Trolling Drives Jigging



While contour maps highlight significant drop-offs, points, flats, and other structure that helps walleyes to feed they do not show everything. Shallow weed lines, rocks, and old shorelines are not always indicated even on the most high-definition versions. Heck, even finding these areas and identifying fish using Structure Scan can be tough. In this case trolling a crankbait through the area is actually the best method for figuring out a pattern for the day.
If the water is less than 10 feet deep long-lining a #7 Berkley Flicker Shad or Flicker Shad Jointed on 10-lb Berkley 8-Carrier braided line is an easy method to test the waters. These can be run on spinning tackle like the Cabela’s Prodigy 7’ medium action rod with the lure consistently hitting bottom or on trolling tackle with line counter reels at a specific depth. Cast out a few lines and work the flat, drop-off, shoreline, or weed line as fast as possible.

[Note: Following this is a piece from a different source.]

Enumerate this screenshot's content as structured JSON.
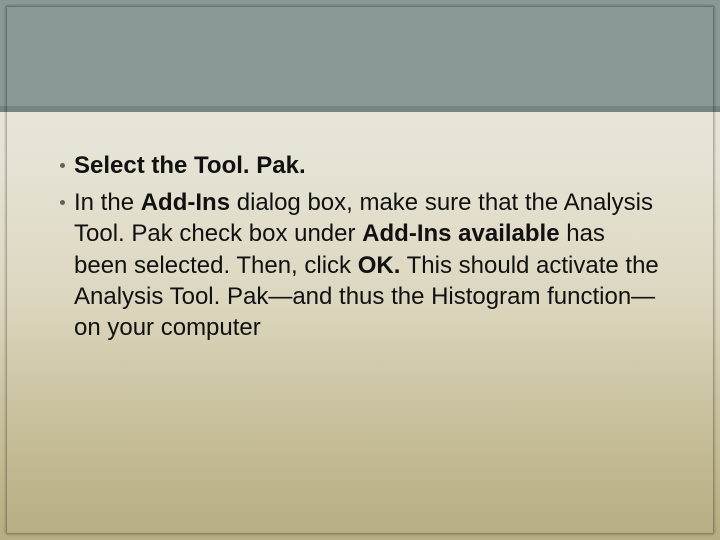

If the water is much shallower, the new Berkley Flicker Shad Shallow is another option. If the area runs deeper, use lead core line, Off-Shore Tadpole or Snap weights, or the deeper-running Flicker Minnow to reach the fish.

We mark all bites with a waypoint on our Lowrance electronics. If we notice an area that seems to be getting most of the bites, (by our accumulation of waypoints). We’ll use the trolling motor to move the boat into that position and hold it the to accurately jig the whole area. We always keep two shorter Prodigy rods rigged with Bass Pro Shops XPS jigs, Berkley Snap jigs and a Berkley Gulp! Minnows to cast the area if we find that concentration of fish while we troll.
Walleyes rarely hunt alone so, just like when running and gunning deeper areas on a contour map, ten or twenty casts with a jig in the new trolling-found hot spot can produce a few extra fish. After the casting, drive around the area scanning for a reason for those fish to be there. This is how we find a small pile of rocks, an old foundation or shoreline, and other hints that help build a pattern so we can find the Next Bite.